Skip to content

How to disable React in Next.js (unstable_runtimeJS)


You can disable React from loading on your Next.js project by adding this piece of code inside your page template file or page file.

export const config = {
unstable_runtimeJS: false

That's Next.js' native way of disabling React, in other words, runtime JavaScript.

Put it at the top level of the code, meaning that it is not inside a function, and instead is at the same level as the functions.

Here's one quick example of a page that will not have React:

import Layout from '../layout'
export const config = {
unstable_runtimeJS: false
export default function ExamplePage() {
return (
<h1>Hello world</h1>

React will still be loaded on the development environment, you need to do a production build of the site to see React not getting loaded.

Do note that this is an experimental setting, it's not exactly how Next.js is meant to be used. But that being said, I have used this on an actual production site, and I haven't had any problems with it.

Why did I use it? The site had almost no interactivity at all, but is large in size. Almost 900 pages. However, the visitor is not expected to visit more than one page, and since the site has almost no interactivity, it makes React an overkill for the website. Why waste so much visitor's processing power on running React's hydration, when it is not used at all? That's why I removed React from that Next.js site, making it pretty much free of JavaScript.

How to add JavaScript after removing React

Even after disabling React, you can of course still add JavaScript to the site. How? Well, using the good old <script> element of course!

Here's one example of using it:

<script dangerouslySetInnerHTML={{__html: `console.log('Hello world!')` }} />

Does that look a bit too.. dangerous?

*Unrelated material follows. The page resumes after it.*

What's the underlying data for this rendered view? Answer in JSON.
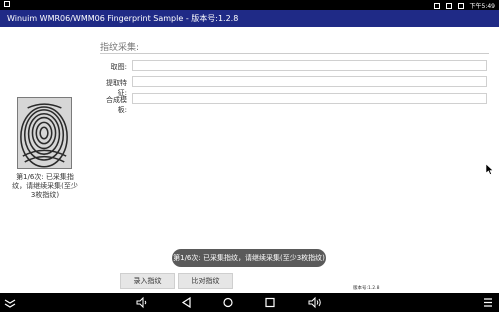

No, it doesn't! That's thanks to no React hydration being present on the page, the dangerouslySetInnerHTML gets executed only on build time, not on client side, as there is no React being used on the site. No danger here!

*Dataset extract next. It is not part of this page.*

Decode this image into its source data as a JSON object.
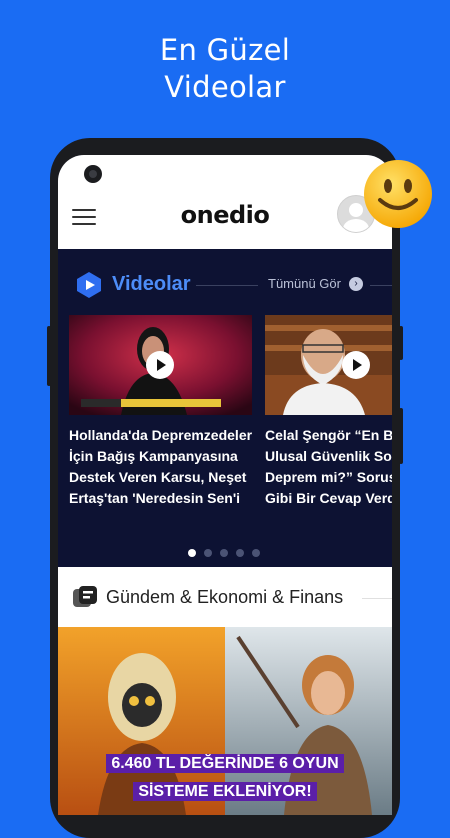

If you don't like having to use regular script tags just like, ugh, a non-React developer, then just use React! I'm just joking with the non-React developer part there, but really though, having React be part of the site is not an end of the world, plenty of Next.js sites are very performant and have React. Just use whatever you find the best!